More budget cuts are coming for Connecticut colleges. And legislators and college administrators aren’t being terribly reassuring about it. Basically, get ready for it, they say. According to an article by Jacqueline Rabe in the Connecticut Mirror:
Officials at Connecticut’s public colleges and universities are bracing for another tough budget year as the legislature and new governor grapple with next year’s $3.67 billion deficit. “We all know cuts are coming. It’s just a matter of how much,” Connecticut State University System Chancellor David G. Carter told a student member of the Board of Trustees at a recent meeting.
And legislators are not trying to allay those concerns. “Public universities are preparing for what they expect to come, and that’s cuts from the state,” said Rep. Roberta B. Willis, co-chairwoman of the legislature’s Higher Education Committee and a Democrat from Salisbury. “Universities have to control their costs and find savings.”
This is understandable. In Connecticut, as in most states, large potions of the budget are predetermined by state statute. Higher education represents one of the few parts of the state budget where the legislature actually has the power to reduce costs.
Still this is disturbing. Journalism is rife with stories about how the Great Recession is causing cutbacks in all areas, both public and personal. Families sell vacation houses. Businessmen start packing lunches. The federal government goes into greater debt just to keep the offices running.
In most cases, however, we talk of Great Recession sacrifices in terms of planning for the future. Once the economy turns around all of this bleak living will cease. We’ll have enough money for the things we like soon enough, right?
This is definitely not true of higher education. In fact, the state of Connecticut has been steadily reducing the amount of money it provides for public higher education. Even in the rocking, rolling, spendthrift 2000s, Connecticut effectively reduced its support for higher education.
In 1990 the state provided more than 44 percent of the University of Connecticut’s total operating expenditures, for instance. In 2009, in contrast, the state provided only a quarter of UConn’s total budget. Granted, the total operating expenditures of the university also increased dramatically during this period, but in 1990 UConn students (in-state) paid a total $2,631 in tuition and fees. In 2009 UConn students paid a total $9,338 a year to attend the school. That represents a real increase of more than $5,000.

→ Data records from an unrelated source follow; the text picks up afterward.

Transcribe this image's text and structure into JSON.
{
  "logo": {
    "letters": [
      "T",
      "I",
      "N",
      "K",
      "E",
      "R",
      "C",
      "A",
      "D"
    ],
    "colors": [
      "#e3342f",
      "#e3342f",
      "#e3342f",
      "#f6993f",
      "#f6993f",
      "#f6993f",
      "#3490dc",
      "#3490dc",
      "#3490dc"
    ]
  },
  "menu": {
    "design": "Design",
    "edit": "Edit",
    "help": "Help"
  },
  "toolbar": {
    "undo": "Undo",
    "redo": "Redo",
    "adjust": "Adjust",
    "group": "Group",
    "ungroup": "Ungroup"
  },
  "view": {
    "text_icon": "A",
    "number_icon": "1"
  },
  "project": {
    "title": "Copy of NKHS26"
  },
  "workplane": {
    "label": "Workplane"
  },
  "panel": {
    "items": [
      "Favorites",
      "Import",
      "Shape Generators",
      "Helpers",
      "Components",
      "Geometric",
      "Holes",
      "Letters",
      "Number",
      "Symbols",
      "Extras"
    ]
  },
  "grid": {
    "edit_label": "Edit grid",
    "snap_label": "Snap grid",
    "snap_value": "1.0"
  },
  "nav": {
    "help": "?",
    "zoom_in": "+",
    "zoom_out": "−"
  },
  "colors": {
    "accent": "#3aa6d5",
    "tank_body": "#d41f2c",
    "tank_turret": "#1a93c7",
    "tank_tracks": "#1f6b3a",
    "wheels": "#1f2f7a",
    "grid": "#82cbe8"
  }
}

With a track record like that, there’s little reason to think the colleges are ever getting generous state support back, despite the promise of governor-elect Dan Malloy (above) to continue funding UConn “at a level that is appropriate.” [Image via]